Excerpts from an interface dataset —
..........
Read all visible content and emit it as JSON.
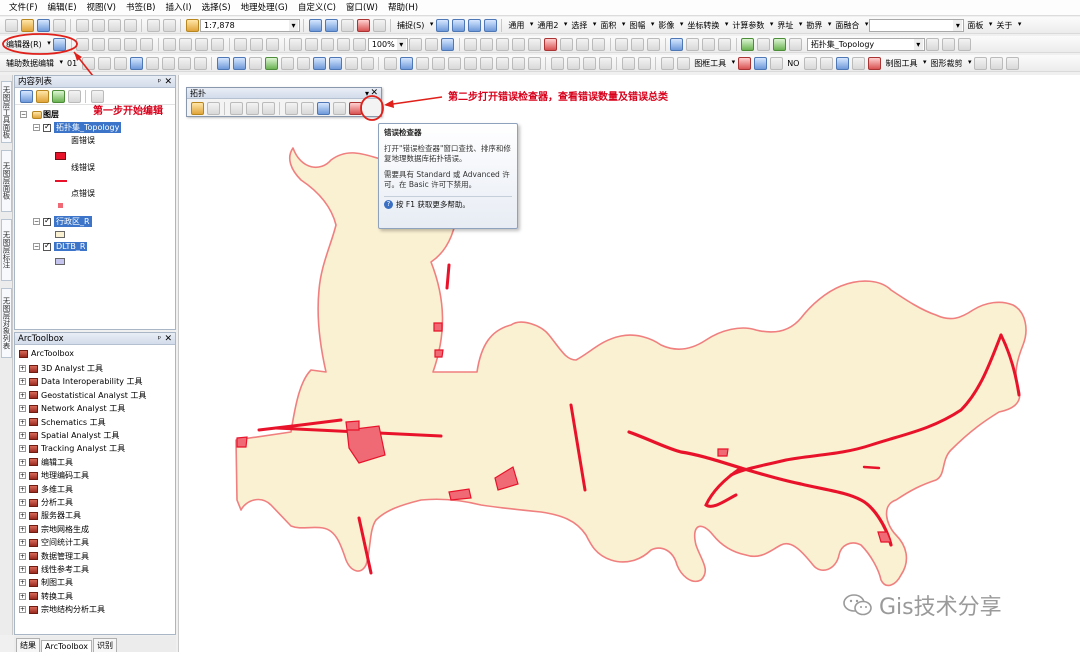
{
  "menu": [
    "文件(F)",
    "编辑(E)",
    "视图(V)",
    "书签(B)",
    "插入(I)",
    "选择(S)",
    "地理处理(G)",
    "自定义(C)",
    "窗口(W)",
    "帮助(H)"
  ],
  "toolbar1": {
    "scale": "1:7,878",
    "snap_label": "捕捉(S)",
    "menus": [
      "通用",
      "通用2",
      "选择",
      "面积",
      "图幅",
      "影像",
      "坐标转换",
      "计算参数",
      "界址",
      "勘界",
      "面融合",
      "面板",
      "关于"
    ]
  },
  "toolbar2": {
    "editor_label": "编辑器(R)",
    "zoom": "100%",
    "layer_combo": "拓扑集_Topology"
  },
  "toolbar3": {
    "aux_label": "辅助数据编辑",
    "marker": "01",
    "menus": [
      "图框工具",
      "NO",
      "制图工具",
      "图形裁剪"
    ]
  },
  "vertical_tabs": [
    "无图层工具面板",
    "无图层面板",
    "无图层标注",
    "无图层对象列表"
  ],
  "toc": {
    "title": "内容列表",
    "root": "图层",
    "layers": [
      {
        "name": "拓扑集_Topology",
        "children": [
          "面错误",
          "线错误",
          "点错误"
        ]
      },
      {
        "name": "行政区_R",
        "children": []
      },
      {
        "name": "DLTB_R",
        "children": []
      }
    ]
  },
  "arctoolbox": {
    "title": "ArcToolbox",
    "root": "ArcToolbox",
    "items": [
      "3D Analyst 工具",
      "Data Interoperability 工具",
      "Geostatistical Analyst 工具",
      "Network Analyst 工具",
      "Schematics 工具",
      "Spatial Analyst 工具",
      "Tracking Analyst 工具",
      "编辑工具",
      "地理编码工具",
      "多维工具",
      "分析工具",
      "服务器工具",
      "宗地网格生成",
      "空间统计工具",
      "数据管理工具",
      "线性参考工具",
      "制图工具",
      "转换工具",
      "宗地结构分析工具"
    ]
  },
  "bottom_tabs": [
    "结果",
    "ArcToolbox",
    "识别"
  ],
  "topology_toolbar": {
    "title": "拓扑"
  },
  "tooltip": {
    "title": "错误检查器",
    "line1": "打开\"错误检查器\"窗口查找、排序和修复地理数据库拓扑错误。",
    "line2": "需要具有 Standard 或 Advanced 许可。在 Basic 许可下禁用。",
    "help": "按 F1 获取更多帮助。"
  },
  "annotations": {
    "step1": "第一步开始编辑",
    "step2": "第二步打开错误检查器，查看错误数量及错误总类"
  },
  "watermark": "Gis技术分享",
  "colors": {
    "parcel_fill": "#faf0d2",
    "parcel_stroke": "#f07f7f",
    "error_line": "#e8132b",
    "error_poly": "#f06a75",
    "annotation": "#d9001b"
  }
}
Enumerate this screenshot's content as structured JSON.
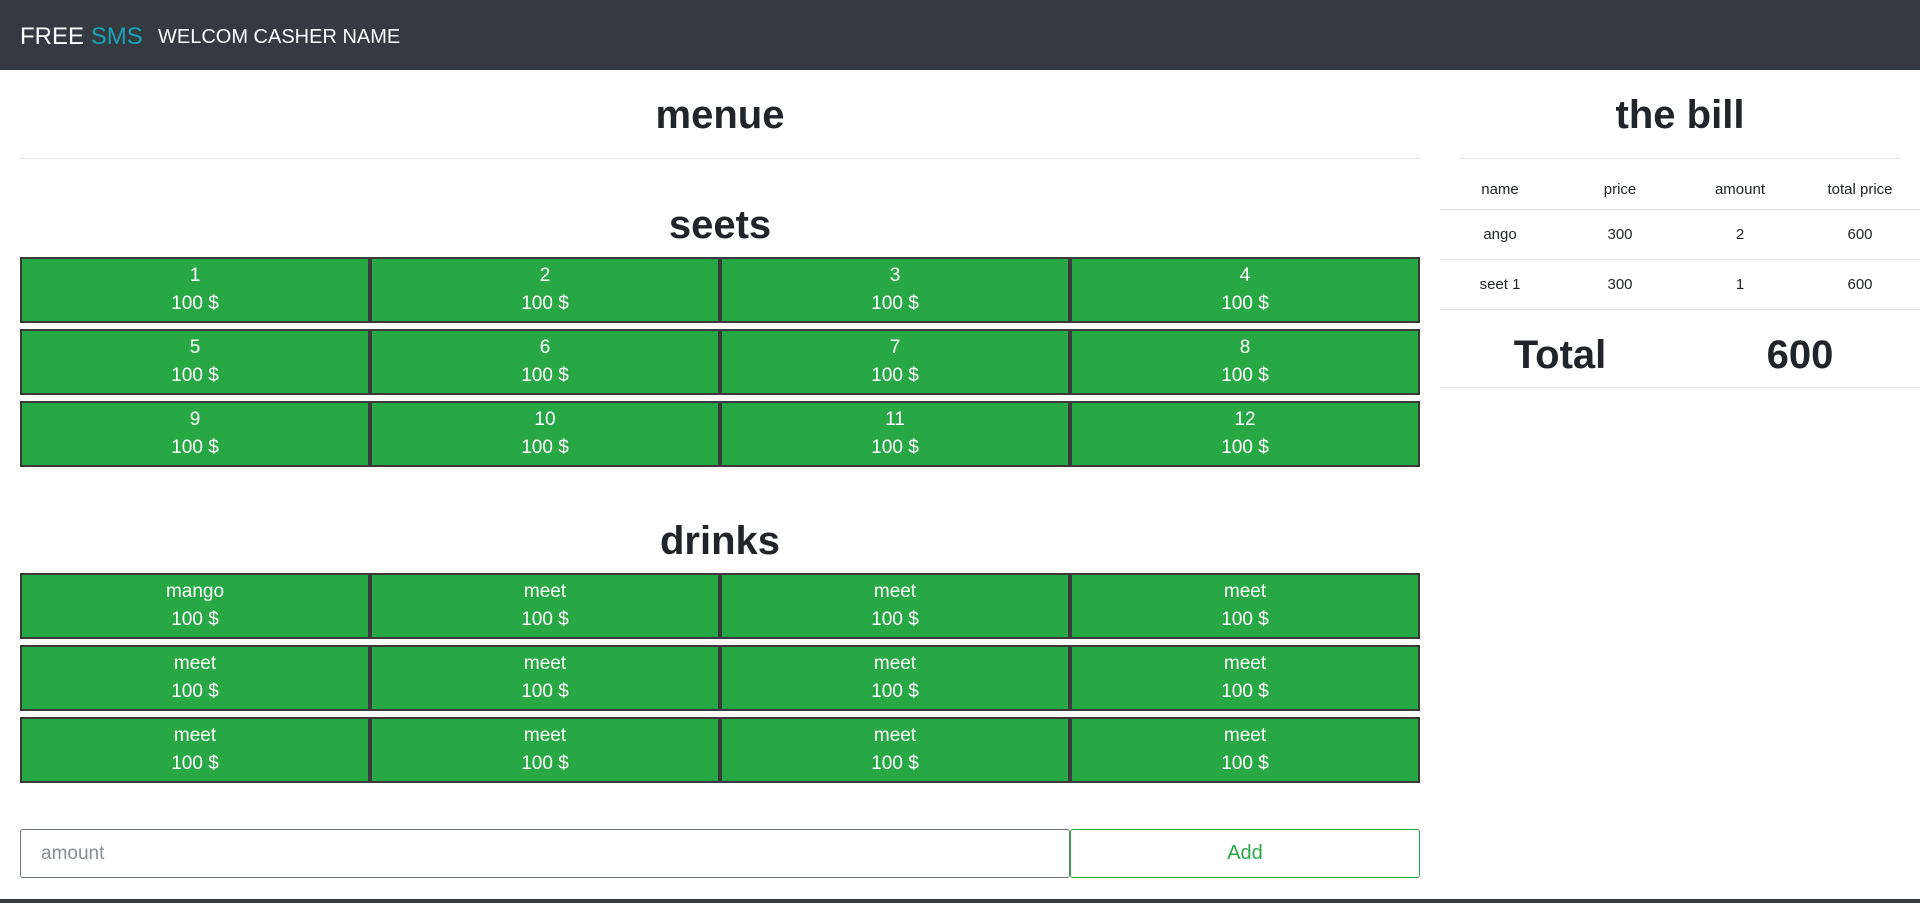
{
  "navbar": {
    "brand_main": "FREE",
    "brand_accent": "SMS",
    "welcome": "WELCOM CASHER NAME"
  },
  "menu": {
    "title": "menue",
    "seets_title": "seets",
    "drinks_title": "drinks",
    "seets": [
      {
        "name": "1",
        "price": "100 $"
      },
      {
        "name": "2",
        "price": "100 $"
      },
      {
        "name": "3",
        "price": "100 $"
      },
      {
        "name": "4",
        "price": "100 $"
      },
      {
        "name": "5",
        "price": "100 $"
      },
      {
        "name": "6",
        "price": "100 $"
      },
      {
        "name": "7",
        "price": "100 $"
      },
      {
        "name": "8",
        "price": "100 $"
      },
      {
        "name": "9",
        "price": "100 $"
      },
      {
        "name": "10",
        "price": "100 $"
      },
      {
        "name": "11",
        "price": "100 $"
      },
      {
        "name": "12",
        "price": "100 $"
      }
    ],
    "drinks": [
      {
        "name": "mango",
        "price": "100 $"
      },
      {
        "name": "meet",
        "price": "100 $"
      },
      {
        "name": "meet",
        "price": "100 $"
      },
      {
        "name": "meet",
        "price": "100 $"
      },
      {
        "name": "meet",
        "price": "100 $"
      },
      {
        "name": "meet",
        "price": "100 $"
      },
      {
        "name": "meet",
        "price": "100 $"
      },
      {
        "name": "meet",
        "price": "100 $"
      },
      {
        "name": "meet",
        "price": "100 $"
      },
      {
        "name": "meet",
        "price": "100 $"
      },
      {
        "name": "meet",
        "price": "100 $"
      },
      {
        "name": "meet",
        "price": "100 $"
      }
    ],
    "amount_placeholder": "amount",
    "add_label": "Add"
  },
  "bill": {
    "title": "the bill",
    "headers": [
      "name",
      "price",
      "amount",
      "total price"
    ],
    "rows": [
      [
        "ango",
        "300",
        "2",
        "600"
      ],
      [
        "seet 1",
        "300",
        "1",
        "600"
      ]
    ],
    "total_label": "Total",
    "total_value": "600"
  },
  "colors": {
    "navbar": "#343a40",
    "accent": "#17a2b8",
    "tile": "#28a745"
  }
}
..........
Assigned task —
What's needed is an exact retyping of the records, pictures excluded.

Reply to the exercise —
Read all visible content and emit it as JSON.
{
  "menu": [
    "文件(F)",
    "编辑(E)",
    "视图(V)",
    "书签(B)",
    "插入(I)",
    "选择(S)",
    "地理处理(G)",
    "自定义(C)",
    "窗口(W)",
    "帮助(H)"
  ],
  "toolbar1": {
    "scale": "1:7,878",
    "snap_label": "捕捉(S)",
    "menus": [
      "通用",
      "通用2",
      "选择",
      "面积",
      "图幅",
      "影像",
      "坐标转换",
      "计算参数",
      "界址",
      "勘界",
      "面融合",
      "面板",
      "关于"
    ]
  },
  "toolbar2": {
    "editor_label": "编辑器(R)",
    "zoom": "100%",
    "layer_combo": "拓扑集_Topology"
  },
  "toolbar3": {
    "aux_label": "辅助数据编辑",
    "marker": "01",
    "menus": [
      "图框工具",
      "NO",
      "制图工具",
      "图形裁剪"
    ]
  },
  "vertical_tabs": [
    "无图层工具面板",
    "无图层面板",
    "无图层标注",
    "无图层对象列表"
  ],
  "toc": {
    "title": "内容列表",
    "root": "图层",
    "layers": [
      {
        "name": "拓扑集_Topology",
        "children": [
          "面错误",
          "线错误",
          "点错误"
        ]
      },
      {
        "name": "行政区_R",
        "children": []
      },
      {
        "name": "DLTB_R",
        "children": []
      }
    ]
  },
  "arctoolbox": {
    "title": "ArcToolbox",
    "root": "ArcToolbox",
    "items": [
      "3D Analyst 工具",
      "Data Interoperability 工具",
      "Geostatistical Analyst 工具",
      "Network Analyst 工具",
      "Schematics 工具",
      "Spatial Analyst 工具",
      "Tracking Analyst 工具",
      "编辑工具",
      "地理编码工具",
      "多维工具",
      "分析工具",
      "服务器工具",
      "宗地网格生成",
      "空间统计工具",
      "数据管理工具",
      "线性参考工具",
      "制图工具",
      "转换工具",
      "宗地结构分析工具"
    ]
  },
  "bottom_tabs": [
    "结果",
    "ArcToolbox",
    "识别"
  ],
  "topology_toolbar": {
    "title": "拓扑"
  },
  "tooltip": {
    "title": "错误检查器",
    "line1": "打开\"错误检查器\"窗口查找、排序和修复地理数据库拓扑错误。",
    "line2": "需要具有 Standard 或 Advanced 许可。在 Basic 许可下禁用。",
    "help": "按 F1 获取更多帮助。"
  },
  "annotations": {
    "step1": "第一步开始编辑",
    "step2": "第二步打开错误检查器，查看错误数量及错误总类"
  },
  "watermark": "Gis技术分享",
  "colors": {
    "parcel_fill": "#faf0d2",
    "parcel_stroke": "#f07f7f",
    "error_line": "#e8132b",
    "error_poly": "#f06a75",
    "annotation": "#d9001b"
  }
}
Enumerate this screenshot's content as structured JSON.
{
  "navbar": {
    "brand_main": "FREE",
    "brand_accent": "SMS",
    "welcome": "WELCOM CASHER NAME"
  },
  "menu": {
    "title": "menue",
    "seets_title": "seets",
    "drinks_title": "drinks",
    "seets": [
      {
        "name": "1",
        "price": "100 $"
      },
      {
        "name": "2",
        "price": "100 $"
      },
      {
        "name": "3",
        "price": "100 $"
      },
      {
        "name": "4",
        "price": "100 $"
      },
      {
        "name": "5",
        "price": "100 $"
      },
      {
        "name": "6",
        "price": "100 $"
      },
      {
        "name": "7",
        "price": "100 $"
      },
      {
        "name": "8",
        "price": "100 $"
      },
      {
        "name": "9",
        "price": "100 $"
      },
      {
        "name": "10",
        "price": "100 $"
      },
      {
        "name": "11",
        "price": "100 $"
      },
      {
        "name": "12",
        "price": "100 $"
      }
    ],
    "drinks": [
      {
        "name": "mango",
        "price": "100 $"
      },
      {
        "name": "meet",
        "price": "100 $"
      },
      {
        "name": "meet",
        "price": "100 $"
      },
      {
        "name": "meet",
        "price": "100 $"
      },
      {
        "name": "meet",
        "price": "100 $"
      },
      {
        "name": "meet",
        "price": "100 $"
      },
      {
        "name": "meet",
        "price": "100 $"
      },
      {
        "name": "meet",
        "price": "100 $"
      },
      {
        "name": "meet",
        "price": "100 $"
      },
      {
        "name": "meet",
        "price": "100 $"
      },
      {
        "name": "meet",
        "price": "100 $"
      },
      {
        "name": "meet",
        "price": "100 $"
      }
    ],
    "amount_placeholder": "amount",
    "add_label": "Add"
  },
  "bill": {
    "title": "the bill",
    "headers": [
      "name",
      "price",
      "amount",
      "total price"
    ],
    "rows": [
      [
        "ango",
        "300",
        "2",
        "600"
      ],
      [
        "seet 1",
        "300",
        "1",
        "600"
      ]
    ],
    "total_label": "Total",
    "total_value": "600"
  },
  "colors": {
    "navbar": "#343a40",
    "accent": "#17a2b8",
    "tile": "#28a745"
  }
}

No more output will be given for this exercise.